From first line to last, the records below are to be duplicated exactly.

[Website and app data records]
+ + + +
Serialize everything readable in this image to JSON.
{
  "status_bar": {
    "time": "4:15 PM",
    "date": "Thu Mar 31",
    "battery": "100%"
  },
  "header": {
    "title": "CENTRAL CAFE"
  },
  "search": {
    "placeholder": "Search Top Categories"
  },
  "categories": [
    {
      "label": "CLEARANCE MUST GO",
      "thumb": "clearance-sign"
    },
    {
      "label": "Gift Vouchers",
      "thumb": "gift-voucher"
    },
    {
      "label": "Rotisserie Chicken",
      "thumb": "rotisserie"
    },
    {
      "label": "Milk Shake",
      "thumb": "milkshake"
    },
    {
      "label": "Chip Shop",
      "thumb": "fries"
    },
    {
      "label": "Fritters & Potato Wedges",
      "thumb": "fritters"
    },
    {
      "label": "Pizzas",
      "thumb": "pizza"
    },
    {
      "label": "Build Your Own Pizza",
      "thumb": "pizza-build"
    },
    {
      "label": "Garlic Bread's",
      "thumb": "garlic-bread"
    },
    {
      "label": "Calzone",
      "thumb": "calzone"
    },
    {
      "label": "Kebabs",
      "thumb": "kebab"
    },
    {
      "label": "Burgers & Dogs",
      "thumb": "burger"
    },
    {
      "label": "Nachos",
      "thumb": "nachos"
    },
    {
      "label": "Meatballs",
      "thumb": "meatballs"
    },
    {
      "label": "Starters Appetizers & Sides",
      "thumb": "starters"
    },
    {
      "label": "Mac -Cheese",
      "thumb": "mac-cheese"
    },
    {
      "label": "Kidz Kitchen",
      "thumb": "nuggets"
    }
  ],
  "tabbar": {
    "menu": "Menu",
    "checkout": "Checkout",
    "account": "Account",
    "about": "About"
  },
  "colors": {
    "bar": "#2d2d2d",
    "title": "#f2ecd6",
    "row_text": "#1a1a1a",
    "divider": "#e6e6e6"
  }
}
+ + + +
*OUTPUT OF THE EXERCISE:*
Serialize everything readable in this image to JSON.
{
  "status_bar": {
    "time": "4:15 PM",
    "date": "Thu Mar 31",
    "battery": "100%"
  },
  "header": {
    "title": "CENTRAL CAFE"
  },
  "search": {
    "placeholder": "Search Top Categories"
  },
  "categories": [
    {
      "label": "CLEARANCE MUST GO",
      "thumb": "clearance-sign"
    },
    {
      "label": "Gift Vouchers",
      "thumb": "gift-voucher"
    },
    {
      "label": "Rotisserie Chicken",
      "thumb": "rotisserie"
    },
    {
      "label": "Milk Shake",
      "thumb": "milkshake"
    },
    {
      "label": "Chip Shop",
      "thumb": "fries"
    },
    {
      "label": "Fritters & Potato Wedges",
      "thumb": "fritters"
    },
    {
      "label": "Pizzas",
      "thumb": "pizza"
    },
    {
      "label": "Build Your Own Pizza",
      "thumb": "pizza-build"
    },
    {
      "label": "Garlic Bread's",
      "thumb": "garlic-bread"
    },
    {
      "label": "Calzone",
      "thumb": "calzone"
    },
    {
      "label": "Kebabs",
      "thumb": "kebab"
    },
    {
      "label": "Burgers & Dogs",
      "thumb": "burger"
    },
    {
      "label": "Nachos",
      "thumb": "nachos"
    },
    {
      "label": "Meatballs",
      "thumb": "meatballs"
    },
    {
      "label": "Starters Appetizers & Sides",
      "thumb": "starters"
    },
    {
      "label": "Mac -Cheese",
      "thumb": "mac-cheese"
    },
    {
      "label": "Kidz Kitchen",
      "thumb": "nuggets"
    }
  ],
  "tabbar": {
    "menu": "Menu",
    "checkout": "Checkout",
    "account": "Account",
    "about": "About"
  },
  "colors": {
    "bar": "#2d2d2d",
    "title": "#f2ecd6",
    "row_text": "#1a1a1a",
    "divider": "#e6e6e6"
  }
}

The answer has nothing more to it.